One thing I did (implicitly) was to turn a theoretical 'Software Apgar Score' into a dashboard (sometimes called a balanced scorecard). I've spent some time reading the Robert Kaplan's work on this, and I agree with a lot of what he has to say. (Take a look at The Strategy-Focused Organization or The Balanced Scorecard for more information, straight from the horses mouth.)
The basic idea is that you can (should) create a dashboard for measuring progress, and that that dashboard needs to be aligned with your goals. It's also important that you measure leading and not lagging indicators. The fact is that you need something more than a single dial ('Did we cut a release this week?') and less than a 100 page document. Four to six metrics seems to be about right from everything I've read and tried.
It's the choosing of which ones to measure that can be hard. The metrics are going to be different depending on what you want to do, which makes the task of picking them even harder. Wouldn't it be cool to have a catalog of metrics though, with some tagging to indicate which ones are useful for what kinds of software or organization?

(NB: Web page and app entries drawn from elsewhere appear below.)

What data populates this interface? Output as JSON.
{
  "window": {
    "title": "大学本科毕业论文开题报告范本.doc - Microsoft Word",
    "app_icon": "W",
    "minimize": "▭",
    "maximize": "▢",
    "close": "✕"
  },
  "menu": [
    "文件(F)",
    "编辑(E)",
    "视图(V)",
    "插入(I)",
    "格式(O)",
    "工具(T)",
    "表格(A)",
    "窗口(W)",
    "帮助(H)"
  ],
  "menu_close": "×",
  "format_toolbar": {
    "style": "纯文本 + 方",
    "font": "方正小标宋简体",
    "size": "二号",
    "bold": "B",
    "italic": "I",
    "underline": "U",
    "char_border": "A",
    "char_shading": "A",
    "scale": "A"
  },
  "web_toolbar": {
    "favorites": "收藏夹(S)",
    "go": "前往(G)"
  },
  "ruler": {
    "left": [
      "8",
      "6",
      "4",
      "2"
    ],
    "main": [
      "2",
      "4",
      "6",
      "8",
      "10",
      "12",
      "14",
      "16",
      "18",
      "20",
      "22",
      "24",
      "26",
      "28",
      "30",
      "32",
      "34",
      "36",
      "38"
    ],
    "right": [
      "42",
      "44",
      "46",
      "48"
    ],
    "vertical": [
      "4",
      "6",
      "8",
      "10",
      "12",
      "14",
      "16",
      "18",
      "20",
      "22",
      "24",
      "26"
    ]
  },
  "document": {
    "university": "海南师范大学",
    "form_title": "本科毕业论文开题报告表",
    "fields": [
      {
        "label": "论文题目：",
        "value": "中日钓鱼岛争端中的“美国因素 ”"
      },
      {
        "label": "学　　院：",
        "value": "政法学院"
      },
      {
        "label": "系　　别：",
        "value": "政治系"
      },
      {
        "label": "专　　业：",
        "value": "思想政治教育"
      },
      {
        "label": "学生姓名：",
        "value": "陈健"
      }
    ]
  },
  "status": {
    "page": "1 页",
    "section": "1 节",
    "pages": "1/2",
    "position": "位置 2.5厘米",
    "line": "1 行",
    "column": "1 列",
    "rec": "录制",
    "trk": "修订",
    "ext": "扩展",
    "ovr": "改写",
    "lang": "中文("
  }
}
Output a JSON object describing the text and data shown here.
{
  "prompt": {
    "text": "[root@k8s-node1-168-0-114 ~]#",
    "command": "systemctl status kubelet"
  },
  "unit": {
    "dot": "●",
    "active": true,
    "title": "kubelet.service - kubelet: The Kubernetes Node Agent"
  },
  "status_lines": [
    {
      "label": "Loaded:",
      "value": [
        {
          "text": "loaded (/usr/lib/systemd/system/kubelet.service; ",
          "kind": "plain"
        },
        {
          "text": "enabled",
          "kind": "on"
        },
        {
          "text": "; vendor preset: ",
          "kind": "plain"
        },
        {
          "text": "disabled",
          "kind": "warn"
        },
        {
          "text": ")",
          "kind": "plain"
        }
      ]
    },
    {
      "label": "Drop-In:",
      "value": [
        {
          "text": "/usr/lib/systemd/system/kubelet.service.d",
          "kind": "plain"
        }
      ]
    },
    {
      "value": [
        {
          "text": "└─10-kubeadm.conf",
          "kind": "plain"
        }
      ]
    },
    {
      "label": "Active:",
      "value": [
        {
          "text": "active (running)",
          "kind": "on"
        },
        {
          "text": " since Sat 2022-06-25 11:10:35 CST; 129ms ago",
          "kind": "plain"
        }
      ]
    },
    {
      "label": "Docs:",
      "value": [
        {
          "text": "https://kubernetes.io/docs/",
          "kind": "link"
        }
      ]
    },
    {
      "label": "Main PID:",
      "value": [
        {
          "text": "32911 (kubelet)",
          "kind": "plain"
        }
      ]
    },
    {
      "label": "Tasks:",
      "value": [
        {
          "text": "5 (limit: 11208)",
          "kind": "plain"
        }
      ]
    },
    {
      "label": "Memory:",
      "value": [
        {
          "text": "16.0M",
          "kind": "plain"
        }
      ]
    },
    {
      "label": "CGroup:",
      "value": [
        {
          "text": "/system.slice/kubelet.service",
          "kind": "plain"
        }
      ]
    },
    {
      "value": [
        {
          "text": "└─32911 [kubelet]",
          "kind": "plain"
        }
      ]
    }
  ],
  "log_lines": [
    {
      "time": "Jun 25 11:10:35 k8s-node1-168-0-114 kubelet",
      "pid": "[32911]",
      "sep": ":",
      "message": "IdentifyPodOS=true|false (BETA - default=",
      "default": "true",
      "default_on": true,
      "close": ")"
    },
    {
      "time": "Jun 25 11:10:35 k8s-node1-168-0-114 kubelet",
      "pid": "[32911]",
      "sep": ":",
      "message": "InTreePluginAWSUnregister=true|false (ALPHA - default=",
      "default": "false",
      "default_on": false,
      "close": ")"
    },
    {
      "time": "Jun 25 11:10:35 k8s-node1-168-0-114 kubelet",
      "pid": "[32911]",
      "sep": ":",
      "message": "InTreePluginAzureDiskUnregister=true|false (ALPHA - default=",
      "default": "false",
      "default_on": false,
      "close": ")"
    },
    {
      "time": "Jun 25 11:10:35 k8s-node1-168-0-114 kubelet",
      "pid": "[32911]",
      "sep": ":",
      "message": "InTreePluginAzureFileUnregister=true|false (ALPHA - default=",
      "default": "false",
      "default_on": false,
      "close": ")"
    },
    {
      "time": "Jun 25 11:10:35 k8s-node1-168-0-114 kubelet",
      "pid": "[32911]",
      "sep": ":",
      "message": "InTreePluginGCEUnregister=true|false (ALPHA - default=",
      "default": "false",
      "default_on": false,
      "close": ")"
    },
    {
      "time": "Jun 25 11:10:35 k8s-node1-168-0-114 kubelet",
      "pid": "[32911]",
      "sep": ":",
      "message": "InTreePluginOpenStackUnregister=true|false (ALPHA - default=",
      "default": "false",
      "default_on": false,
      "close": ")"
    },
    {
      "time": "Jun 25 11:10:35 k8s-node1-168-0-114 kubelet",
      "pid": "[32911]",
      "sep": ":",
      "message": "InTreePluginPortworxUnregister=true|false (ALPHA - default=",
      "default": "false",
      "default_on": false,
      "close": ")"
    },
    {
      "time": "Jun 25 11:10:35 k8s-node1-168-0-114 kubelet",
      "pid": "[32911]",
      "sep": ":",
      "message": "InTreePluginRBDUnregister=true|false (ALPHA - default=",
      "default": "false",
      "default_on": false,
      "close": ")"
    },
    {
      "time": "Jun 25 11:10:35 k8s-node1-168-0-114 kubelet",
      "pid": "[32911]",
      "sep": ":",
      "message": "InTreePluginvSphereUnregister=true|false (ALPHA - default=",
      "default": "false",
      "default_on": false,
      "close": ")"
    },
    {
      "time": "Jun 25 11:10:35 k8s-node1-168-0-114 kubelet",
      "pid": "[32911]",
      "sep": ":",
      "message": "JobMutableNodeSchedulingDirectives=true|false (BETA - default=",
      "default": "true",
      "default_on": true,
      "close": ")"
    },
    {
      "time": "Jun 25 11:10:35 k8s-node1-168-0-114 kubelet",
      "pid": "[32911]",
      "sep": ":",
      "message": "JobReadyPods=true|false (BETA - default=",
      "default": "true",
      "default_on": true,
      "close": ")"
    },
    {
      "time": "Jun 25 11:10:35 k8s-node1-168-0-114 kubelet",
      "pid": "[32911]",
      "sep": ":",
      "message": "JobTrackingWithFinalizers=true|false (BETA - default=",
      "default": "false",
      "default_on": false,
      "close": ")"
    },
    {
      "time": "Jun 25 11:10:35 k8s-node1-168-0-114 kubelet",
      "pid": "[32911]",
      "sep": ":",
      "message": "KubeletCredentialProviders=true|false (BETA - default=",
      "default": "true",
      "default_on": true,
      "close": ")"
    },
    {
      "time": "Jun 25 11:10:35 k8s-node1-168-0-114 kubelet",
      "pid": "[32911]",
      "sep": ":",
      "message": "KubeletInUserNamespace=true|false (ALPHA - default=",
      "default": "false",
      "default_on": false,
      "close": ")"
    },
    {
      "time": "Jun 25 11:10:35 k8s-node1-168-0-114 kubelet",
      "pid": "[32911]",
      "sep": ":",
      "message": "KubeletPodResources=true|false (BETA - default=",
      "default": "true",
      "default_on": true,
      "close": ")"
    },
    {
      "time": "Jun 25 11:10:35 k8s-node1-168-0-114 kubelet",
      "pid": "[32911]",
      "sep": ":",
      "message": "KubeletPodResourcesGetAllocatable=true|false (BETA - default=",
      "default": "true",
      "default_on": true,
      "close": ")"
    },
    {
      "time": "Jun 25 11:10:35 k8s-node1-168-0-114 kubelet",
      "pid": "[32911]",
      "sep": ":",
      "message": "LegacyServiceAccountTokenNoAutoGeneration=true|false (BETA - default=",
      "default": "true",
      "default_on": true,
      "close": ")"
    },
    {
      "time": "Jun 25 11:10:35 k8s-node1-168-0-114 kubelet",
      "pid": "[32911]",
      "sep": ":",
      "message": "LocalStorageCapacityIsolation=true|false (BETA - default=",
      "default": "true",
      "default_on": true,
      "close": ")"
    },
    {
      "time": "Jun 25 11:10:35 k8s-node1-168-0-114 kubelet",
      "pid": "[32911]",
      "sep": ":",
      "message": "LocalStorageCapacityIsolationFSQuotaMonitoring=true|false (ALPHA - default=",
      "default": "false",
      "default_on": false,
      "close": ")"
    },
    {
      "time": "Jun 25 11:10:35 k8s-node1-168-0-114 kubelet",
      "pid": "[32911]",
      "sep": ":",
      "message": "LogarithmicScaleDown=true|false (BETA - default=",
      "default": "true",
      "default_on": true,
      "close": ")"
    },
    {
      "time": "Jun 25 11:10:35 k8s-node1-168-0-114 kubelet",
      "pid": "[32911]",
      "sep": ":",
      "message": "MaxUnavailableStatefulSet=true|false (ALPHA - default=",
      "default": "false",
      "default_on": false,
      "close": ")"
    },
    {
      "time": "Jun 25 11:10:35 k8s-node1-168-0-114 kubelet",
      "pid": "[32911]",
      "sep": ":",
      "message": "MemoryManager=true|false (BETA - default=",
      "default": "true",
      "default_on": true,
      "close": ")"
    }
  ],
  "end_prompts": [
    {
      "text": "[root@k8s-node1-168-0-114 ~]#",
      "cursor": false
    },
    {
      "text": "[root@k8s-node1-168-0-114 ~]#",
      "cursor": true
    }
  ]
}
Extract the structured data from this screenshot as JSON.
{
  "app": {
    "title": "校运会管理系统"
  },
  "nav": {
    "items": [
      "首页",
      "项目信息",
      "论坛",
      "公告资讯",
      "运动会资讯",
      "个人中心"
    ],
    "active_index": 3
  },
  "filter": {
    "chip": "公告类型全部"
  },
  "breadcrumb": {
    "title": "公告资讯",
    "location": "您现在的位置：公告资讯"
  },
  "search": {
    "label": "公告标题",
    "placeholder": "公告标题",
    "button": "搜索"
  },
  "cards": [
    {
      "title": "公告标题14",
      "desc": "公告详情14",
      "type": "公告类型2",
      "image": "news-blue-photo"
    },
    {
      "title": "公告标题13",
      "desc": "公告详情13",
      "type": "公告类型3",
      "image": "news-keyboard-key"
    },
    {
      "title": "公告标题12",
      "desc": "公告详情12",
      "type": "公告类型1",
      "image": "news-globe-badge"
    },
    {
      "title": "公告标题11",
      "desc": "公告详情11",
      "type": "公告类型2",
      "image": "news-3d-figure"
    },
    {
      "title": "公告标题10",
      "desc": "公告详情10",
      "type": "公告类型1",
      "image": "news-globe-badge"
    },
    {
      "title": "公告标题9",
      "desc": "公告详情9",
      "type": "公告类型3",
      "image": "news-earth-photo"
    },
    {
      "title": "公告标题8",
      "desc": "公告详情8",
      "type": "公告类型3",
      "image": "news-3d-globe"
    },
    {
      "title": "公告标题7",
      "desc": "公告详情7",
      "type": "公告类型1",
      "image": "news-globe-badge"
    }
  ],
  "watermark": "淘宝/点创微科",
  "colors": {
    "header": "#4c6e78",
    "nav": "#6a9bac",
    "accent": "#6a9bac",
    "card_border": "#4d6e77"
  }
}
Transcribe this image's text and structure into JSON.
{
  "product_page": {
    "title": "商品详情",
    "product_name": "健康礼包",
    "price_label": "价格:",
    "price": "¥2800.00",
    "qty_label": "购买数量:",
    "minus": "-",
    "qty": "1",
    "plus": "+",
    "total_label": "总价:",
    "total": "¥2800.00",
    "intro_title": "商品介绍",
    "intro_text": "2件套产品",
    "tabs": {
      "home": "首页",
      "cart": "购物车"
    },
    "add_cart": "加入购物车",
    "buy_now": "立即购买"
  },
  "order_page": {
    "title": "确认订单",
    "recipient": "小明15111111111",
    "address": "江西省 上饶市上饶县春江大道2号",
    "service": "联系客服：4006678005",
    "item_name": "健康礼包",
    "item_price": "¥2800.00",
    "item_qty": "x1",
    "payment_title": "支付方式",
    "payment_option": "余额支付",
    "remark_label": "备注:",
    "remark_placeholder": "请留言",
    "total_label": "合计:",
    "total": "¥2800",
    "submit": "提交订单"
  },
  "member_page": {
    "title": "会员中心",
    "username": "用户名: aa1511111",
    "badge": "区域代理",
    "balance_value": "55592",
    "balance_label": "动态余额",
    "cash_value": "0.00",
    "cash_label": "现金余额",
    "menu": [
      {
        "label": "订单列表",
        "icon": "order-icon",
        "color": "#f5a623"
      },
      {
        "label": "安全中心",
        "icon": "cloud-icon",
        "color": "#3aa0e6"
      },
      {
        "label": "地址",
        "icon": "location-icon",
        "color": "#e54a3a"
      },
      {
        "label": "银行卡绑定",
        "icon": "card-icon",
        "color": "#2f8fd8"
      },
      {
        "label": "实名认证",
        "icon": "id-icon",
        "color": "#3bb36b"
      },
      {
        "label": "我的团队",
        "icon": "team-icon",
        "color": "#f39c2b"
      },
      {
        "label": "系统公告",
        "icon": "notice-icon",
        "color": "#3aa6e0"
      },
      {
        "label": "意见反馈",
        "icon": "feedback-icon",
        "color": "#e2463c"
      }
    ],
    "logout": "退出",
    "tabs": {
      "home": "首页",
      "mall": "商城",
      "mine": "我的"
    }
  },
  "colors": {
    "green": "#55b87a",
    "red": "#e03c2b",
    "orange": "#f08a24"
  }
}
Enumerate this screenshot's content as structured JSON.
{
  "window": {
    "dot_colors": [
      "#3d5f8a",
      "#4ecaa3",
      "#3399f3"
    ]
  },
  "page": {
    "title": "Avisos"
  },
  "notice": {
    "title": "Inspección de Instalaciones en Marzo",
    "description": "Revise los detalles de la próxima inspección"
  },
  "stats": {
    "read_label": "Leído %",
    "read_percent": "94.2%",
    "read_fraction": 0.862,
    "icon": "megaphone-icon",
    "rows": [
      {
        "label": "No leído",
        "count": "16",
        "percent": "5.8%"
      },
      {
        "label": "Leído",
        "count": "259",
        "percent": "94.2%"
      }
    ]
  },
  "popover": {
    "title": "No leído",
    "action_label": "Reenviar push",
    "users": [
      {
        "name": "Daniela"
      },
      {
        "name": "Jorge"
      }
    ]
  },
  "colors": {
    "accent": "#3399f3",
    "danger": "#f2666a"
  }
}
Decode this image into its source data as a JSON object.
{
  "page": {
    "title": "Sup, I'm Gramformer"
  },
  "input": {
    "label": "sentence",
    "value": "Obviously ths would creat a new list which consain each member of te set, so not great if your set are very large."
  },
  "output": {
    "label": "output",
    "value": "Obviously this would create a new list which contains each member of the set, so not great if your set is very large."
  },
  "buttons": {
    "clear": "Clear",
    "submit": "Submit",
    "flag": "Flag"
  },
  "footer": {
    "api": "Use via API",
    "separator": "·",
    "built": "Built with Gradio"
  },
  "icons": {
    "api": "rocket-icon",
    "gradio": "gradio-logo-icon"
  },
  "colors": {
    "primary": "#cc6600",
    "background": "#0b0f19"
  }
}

I told Daniel, if he was serious about building something, I'd rather see a deep and broad catalog than a single tool. He had a great response:
Pat, this is exactly what I was thinking of as the next step! I like your term "deep and broad catalog" of software types cross-referenced with score-able attributes. I'm thinking of three key elements for this system:
- a guideline for what are considered ideal qualities for a "score-able attribute"
- a guideline for what constitutes a "software type" (language? context? purpose?)
- a consistent scoring system that will be useful across the variety of software types and score-able attributes (one idea I had was that all programs start off with a score of 100 and then points are taken off for lack of certain things, which sort of reverses the additive nature of the medical Apgar)
A tool to keep track of all this would be nice too. :-) Maybe the simplest place to start would be a wiki, but another option would be to use a taxonomy-driven tool like Drupal, which would be more structured from the start. And a custom tool is always a good option. I'd be happy to host it, but unfortunately my time is limited as far as putting the real grunt work in.
And of course it will be easy to get everyone together and agree on all of these things. Seriously, though, if others are crazy enough to jump in and give this a go, I'm crazy enough to participate. Bob Glass has already agreed to run an article in his Software Practitioner newsletter, and if we had some kind of framework along the lines of what I've described above, with some salient questions for soliciting feedback, then between the article and whatever interest we can generate on the web, it might come together into something useful.
Once the database of software types and score-able attributes is built, I like your idea of a front-end tool for managers, designers, tech leads, developers, consultants, etc. to use to identify the desired "software type" and see what the consensus was on the score-able attributes for that type.